--- Working data Enclosed Below ---

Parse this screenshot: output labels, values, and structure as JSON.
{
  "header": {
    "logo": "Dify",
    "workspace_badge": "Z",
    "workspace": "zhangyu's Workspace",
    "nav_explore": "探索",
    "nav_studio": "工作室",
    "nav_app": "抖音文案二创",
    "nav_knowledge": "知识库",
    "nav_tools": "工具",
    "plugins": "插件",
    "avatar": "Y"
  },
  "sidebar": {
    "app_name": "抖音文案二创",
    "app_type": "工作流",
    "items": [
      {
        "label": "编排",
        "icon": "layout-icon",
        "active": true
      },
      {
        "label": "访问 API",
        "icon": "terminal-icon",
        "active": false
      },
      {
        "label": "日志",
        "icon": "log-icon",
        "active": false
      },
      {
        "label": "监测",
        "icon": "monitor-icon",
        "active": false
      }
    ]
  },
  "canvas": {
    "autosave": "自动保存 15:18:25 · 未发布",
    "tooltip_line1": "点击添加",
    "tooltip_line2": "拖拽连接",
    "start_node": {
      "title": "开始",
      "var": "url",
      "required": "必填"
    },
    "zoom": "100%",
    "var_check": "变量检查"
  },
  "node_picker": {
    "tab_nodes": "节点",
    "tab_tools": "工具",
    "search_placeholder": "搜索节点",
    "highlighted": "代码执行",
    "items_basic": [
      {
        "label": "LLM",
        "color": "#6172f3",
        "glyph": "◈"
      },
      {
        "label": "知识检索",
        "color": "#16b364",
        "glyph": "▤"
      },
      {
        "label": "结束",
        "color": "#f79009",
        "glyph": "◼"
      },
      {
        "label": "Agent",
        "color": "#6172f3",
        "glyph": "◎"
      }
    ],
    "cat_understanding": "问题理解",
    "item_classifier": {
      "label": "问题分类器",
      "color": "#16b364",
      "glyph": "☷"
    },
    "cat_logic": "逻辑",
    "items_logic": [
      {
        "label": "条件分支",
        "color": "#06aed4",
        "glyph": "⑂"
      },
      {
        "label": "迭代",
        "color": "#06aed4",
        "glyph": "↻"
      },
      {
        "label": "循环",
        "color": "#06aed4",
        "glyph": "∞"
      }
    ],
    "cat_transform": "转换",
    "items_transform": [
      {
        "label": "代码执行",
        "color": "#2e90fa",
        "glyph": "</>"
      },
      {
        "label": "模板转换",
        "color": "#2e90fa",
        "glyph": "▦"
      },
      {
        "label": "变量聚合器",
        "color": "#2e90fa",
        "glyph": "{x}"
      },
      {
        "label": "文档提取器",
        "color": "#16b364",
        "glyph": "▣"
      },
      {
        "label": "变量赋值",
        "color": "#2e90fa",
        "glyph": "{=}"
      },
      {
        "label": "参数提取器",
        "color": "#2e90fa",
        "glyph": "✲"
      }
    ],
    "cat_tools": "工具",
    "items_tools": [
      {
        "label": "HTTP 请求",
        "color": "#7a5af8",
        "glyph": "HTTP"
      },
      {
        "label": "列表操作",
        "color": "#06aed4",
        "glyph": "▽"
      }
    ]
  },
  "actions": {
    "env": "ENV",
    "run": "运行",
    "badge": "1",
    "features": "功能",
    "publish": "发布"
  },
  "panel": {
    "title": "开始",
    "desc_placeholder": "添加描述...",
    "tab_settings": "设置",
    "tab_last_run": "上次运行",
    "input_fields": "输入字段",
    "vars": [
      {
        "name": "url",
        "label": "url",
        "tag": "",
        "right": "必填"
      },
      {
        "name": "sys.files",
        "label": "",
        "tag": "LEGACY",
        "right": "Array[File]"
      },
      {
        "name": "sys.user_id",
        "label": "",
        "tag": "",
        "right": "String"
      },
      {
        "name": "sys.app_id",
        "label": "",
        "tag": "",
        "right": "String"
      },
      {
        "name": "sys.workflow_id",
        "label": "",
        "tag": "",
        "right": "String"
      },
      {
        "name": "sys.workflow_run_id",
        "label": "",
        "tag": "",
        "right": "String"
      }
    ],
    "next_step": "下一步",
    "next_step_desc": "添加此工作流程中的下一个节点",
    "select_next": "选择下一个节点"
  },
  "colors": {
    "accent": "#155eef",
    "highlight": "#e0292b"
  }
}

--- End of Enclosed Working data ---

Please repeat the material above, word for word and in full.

Parse this screenshot: output labels, values, and structure as JSON.
{
  "header": {
    "logo": "Dify",
    "workspace_badge": "Z",
    "workspace": "zhangyu's Workspace",
    "nav_explore": "探索",
    "nav_studio": "工作室",
    "nav_app": "抖音文案二创",
    "nav_knowledge": "知识库",
    "nav_tools": "工具",
    "plugins": "插件",
    "avatar": "Y"
  },
  "sidebar": {
    "app_name": "抖音文案二创",
    "app_type": "工作流",
    "items": [
      {
        "label": "编排",
        "icon": "layout-icon",
        "active": true
      },
      {
        "label": "访问 API",
        "icon": "terminal-icon",
        "active": false
      },
      {
        "label": "日志",
        "icon": "log-icon",
        "active": false
      },
      {
        "label": "监测",
        "icon": "monitor-icon",
        "active": false
      }
    ]
  },
  "canvas": {
    "autosave": "自动保存 15:18:25 · 未发布",
    "tooltip_line1": "点击添加",
    "tooltip_line2": "拖拽连接",
    "start_node": {
      "title": "开始",
      "var": "url",
      "required": "必填"
    },
    "zoom": "100%",
    "var_check": "变量检查"
  },
  "node_picker": {
    "tab_nodes": "节点",
    "tab_tools": "工具",
    "search_placeholder": "搜索节点",
    "highlighted": "代码执行",
    "items_basic": [
      {
        "label": "LLM",
        "color": "#6172f3",
        "glyph": "◈"
      },
      {
        "label": "知识检索",
        "color": "#16b364",
        "glyph": "▤"
      },
      {
        "label": "结束",
        "color": "#f79009",
        "glyph": "◼"
      },
      {
        "label": "Agent",
        "color": "#6172f3",
        "glyph": "◎"
      }
    ],
    "cat_understanding": "问题理解",
    "item_classifier": {
      "label": "问题分类器",
      "color": "#16b364",
      "glyph": "☷"
    },
    "cat_logic": "逻辑",
    "items_logic": [
      {
        "label": "条件分支",
        "color": "#06aed4",
        "glyph": "⑂"
      },
      {
        "label": "迭代",
        "color": "#06aed4",
        "glyph": "↻"
      },
      {
        "label": "循环",
        "color": "#06aed4",
        "glyph": "∞"
      }
    ],
    "cat_transform": "转换",
    "items_transform": [
      {
        "label": "代码执行",
        "color": "#2e90fa",
        "glyph": "</>"
      },
      {
        "label": "模板转换",
        "color": "#2e90fa",
        "glyph": "▦"
      },
      {
        "label": "变量聚合器",
        "color": "#2e90fa",
        "glyph": "{x}"
      },
      {
        "label": "文档提取器",
        "color": "#16b364",
        "glyph": "▣"
      },
      {
        "label": "变量赋值",
        "color": "#2e90fa",
        "glyph": "{=}"
      },
      {
        "label": "参数提取器",
        "color": "#2e90fa",
        "glyph": "✲"
      }
    ],
    "cat_tools": "工具",
    "items_tools": [
      {
        "label": "HTTP 请求",
        "color": "#7a5af8",
        "glyph": "HTTP"
      },
      {
        "label": "列表操作",
        "color": "#06aed4",
        "glyph": "▽"
      }
    ]
  },
  "actions": {
    "env": "ENV",
    "run": "运行",
    "badge": "1",
    "features": "功能",
    "publish": "发布"
  },
  "panel": {
    "title": "开始",
    "desc_placeholder": "添加描述...",
    "tab_settings": "设置",
    "tab_last_run": "上次运行",
    "input_fields": "输入字段",
    "vars": [
      {
        "name": "url",
        "label": "url",
        "tag": "",
        "right": "必填"
      },
      {
        "name": "sys.files",
        "label": "",
        "tag": "LEGACY",
        "right": "Array[File]"
      },
      {
        "name": "sys.user_id",
        "label": "",
        "tag": "",
        "right": "String"
      },
      {
        "name": "sys.app_id",
        "label": "",
        "tag": "",
        "right": "String"
      },
      {
        "name": "sys.workflow_id",
        "label": "",
        "tag": "",
        "right": "String"
      },
      {
        "name": "sys.workflow_run_id",
        "label": "",
        "tag": "",
        "right": "String"
      }
    ],
    "next_step": "下一步",
    "next_step_desc": "添加此工作流程中的下一个节点",
    "select_next": "选择下一个节点"
  },
  "colors": {
    "accent": "#155eef",
    "highlight": "#e0292b"
  }
}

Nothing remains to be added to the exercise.